Member comments

  1. The frustration here is that one year ago we signed a contract to install solar panels and batteries which would have taken us off the grid and enabled us to contribute power for a lot of the time. However, despite being surrounded by houses with solar panels, because we (and all the other houses) are within 500m of a historic building, a bureaucrat at Batiments De France who has a personal bias against solar panels has totally blocked out planning permission even though the proposed panels are completely invisible from said building.
    Until President Macron gets these bureaucrats on-side, France will continue to struggle.

Log in here to leave a comment.
Become a Member to leave a comment.

POLITICS

Burkina junta chief denies diplomatic split from France

Burkina Faso's junta leader said on Friday his country had not severed diplomatic ties with France, which he has asked to withdraw its forces, and denied Russian Wagner mercenaries were in the country.

Burkina junta chief denies diplomatic split from France

Former colonial power France had special forces based in the capital Ouagadougou, but its presence had come under intense scrutiny as anti-French sentiment in the region grows, with Paris withdrawing its ambassador to Burkina over the junta’s demands.

“The end of diplomatic agreements, no!” Captain Ibrahim Traore said in a television interview with Burkinabe journalists. “There is no break in diplomatic relations or hatred against a particular state.”

Traore went on to deny that there were mercenaries from the Wagner Group deployed in Burkina Faso, even as the junta has nurtured ties with Moscow.

Wagner, an infamous Russian mercenary group founded in 2014, has been involved in conflicts in Africa, Latin America, the Middle East and Ukraine.

“We’ve heard everywhere that Wagner is in Ouagadougou,” he said, adding that it was a rumour “created so that everybody would distance themselves from us”.

“We have our Wagner, it is the VDP that we recruit,” he said, referring to the Volunteers for the Defence of the Homeland civilian auxiliaries. “They are our Wagner.”

He said that “all the people want is their sovereignty, to live with dignity. It doesn’t mean leaving one country for another.”

Paris confirmed last month that its special forces troops, deployed to help fight a years-long jihadist insurgency, would leave within a month.

Bloody conflict

A landlocked country in the heart of West Africa’s Sahel, Burkina Faso is one of the world’s most volatile and impoverished countries.

It has been struggling with a jihadist insurgency that swept in from neighbouring Mali in 2015. Thousands of civilians, troops and police have been killed, more than two million people have fled their homes, and around 40 percent of the country lies outside the government’s control.

Anger within the military at the mounting toll sparked two coups in 2022, the most recent of which was in September, when 34-year-old Traore seized power.

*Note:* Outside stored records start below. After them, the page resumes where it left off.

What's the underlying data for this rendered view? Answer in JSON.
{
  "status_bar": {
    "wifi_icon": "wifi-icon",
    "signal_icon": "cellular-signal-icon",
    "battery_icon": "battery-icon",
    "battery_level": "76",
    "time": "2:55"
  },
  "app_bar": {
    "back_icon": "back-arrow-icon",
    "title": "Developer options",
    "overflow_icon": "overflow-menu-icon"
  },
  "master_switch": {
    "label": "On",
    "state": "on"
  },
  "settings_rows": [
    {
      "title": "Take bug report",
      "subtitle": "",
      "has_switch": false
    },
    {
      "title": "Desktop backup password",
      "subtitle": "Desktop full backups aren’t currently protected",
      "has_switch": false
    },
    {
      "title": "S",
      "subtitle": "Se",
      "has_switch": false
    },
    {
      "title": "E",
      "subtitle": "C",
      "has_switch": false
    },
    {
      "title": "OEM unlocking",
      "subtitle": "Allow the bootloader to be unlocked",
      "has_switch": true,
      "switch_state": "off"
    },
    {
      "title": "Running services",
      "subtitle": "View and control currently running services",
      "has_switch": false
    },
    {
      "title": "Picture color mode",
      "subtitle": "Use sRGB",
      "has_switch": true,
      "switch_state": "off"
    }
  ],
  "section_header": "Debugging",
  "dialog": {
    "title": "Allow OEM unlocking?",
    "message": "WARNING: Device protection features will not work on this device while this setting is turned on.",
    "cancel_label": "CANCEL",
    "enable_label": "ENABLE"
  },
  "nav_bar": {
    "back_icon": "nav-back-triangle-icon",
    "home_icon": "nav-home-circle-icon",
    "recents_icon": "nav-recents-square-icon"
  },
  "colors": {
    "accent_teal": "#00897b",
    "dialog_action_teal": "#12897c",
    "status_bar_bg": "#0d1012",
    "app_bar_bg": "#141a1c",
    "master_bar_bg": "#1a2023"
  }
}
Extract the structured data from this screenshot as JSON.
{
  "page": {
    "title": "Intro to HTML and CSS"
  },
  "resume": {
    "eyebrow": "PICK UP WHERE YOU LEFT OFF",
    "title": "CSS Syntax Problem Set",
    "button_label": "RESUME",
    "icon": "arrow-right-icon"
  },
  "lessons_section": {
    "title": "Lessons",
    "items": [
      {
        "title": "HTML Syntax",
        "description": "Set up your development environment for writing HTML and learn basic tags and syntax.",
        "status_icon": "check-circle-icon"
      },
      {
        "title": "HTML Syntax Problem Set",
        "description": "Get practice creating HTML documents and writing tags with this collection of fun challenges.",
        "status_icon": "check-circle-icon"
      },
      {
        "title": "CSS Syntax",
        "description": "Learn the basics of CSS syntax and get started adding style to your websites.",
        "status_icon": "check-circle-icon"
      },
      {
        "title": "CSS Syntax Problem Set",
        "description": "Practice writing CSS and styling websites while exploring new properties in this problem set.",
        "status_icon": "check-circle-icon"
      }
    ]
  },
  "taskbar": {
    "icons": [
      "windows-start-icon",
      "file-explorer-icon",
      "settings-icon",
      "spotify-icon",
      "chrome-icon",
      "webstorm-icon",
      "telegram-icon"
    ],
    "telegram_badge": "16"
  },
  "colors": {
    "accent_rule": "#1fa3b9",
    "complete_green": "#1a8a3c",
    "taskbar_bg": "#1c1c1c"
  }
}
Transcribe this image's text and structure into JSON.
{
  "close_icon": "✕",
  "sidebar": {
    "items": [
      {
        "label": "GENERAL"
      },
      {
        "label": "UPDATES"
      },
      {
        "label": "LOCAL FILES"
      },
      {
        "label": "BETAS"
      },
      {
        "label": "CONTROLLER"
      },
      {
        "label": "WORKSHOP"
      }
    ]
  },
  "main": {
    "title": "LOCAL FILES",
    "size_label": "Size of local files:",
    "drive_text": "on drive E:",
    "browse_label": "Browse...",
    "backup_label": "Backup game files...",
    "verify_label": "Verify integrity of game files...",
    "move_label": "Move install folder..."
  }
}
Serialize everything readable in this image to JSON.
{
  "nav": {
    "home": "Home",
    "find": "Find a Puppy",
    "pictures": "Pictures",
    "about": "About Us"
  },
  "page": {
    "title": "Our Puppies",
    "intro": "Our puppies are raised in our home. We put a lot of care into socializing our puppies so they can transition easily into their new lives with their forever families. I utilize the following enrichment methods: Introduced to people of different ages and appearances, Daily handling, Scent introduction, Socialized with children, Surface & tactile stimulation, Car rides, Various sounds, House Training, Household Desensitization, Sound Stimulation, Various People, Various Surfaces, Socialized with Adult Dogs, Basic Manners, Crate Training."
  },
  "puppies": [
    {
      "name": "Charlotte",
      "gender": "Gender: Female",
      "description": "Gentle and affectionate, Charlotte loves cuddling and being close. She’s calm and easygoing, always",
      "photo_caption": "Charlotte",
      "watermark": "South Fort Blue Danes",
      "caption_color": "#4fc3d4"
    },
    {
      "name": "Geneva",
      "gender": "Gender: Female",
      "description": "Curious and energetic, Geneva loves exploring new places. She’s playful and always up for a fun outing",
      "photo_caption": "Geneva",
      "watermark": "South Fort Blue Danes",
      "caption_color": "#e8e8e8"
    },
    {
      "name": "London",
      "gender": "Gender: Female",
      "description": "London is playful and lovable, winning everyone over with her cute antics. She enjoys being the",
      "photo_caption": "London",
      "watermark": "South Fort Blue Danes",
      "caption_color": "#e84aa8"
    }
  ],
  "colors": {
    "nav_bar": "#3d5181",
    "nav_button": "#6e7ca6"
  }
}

He is standing by a pledge made by the preceding junta to stage elections for a civilian government by 2024.

After the ruling junta in Mali forced French troops out last year, the army officers running neighbouring Burkina Faso followed suit, asking Paris to empty its garrison.

Under President Emmanuel Macron, France was already drawing down its troops across the Sahel region, which just a few years ago numbered more than 5,000, backed up with fighter jets, helicopters and infantry fighting vehicles.

About 3,000 remain, but the forced departures from Mali and Burkina Faso — as well as the Central African Republic to the south last year — underline how anti-French winds are gathering force.

SHOW COMMENTS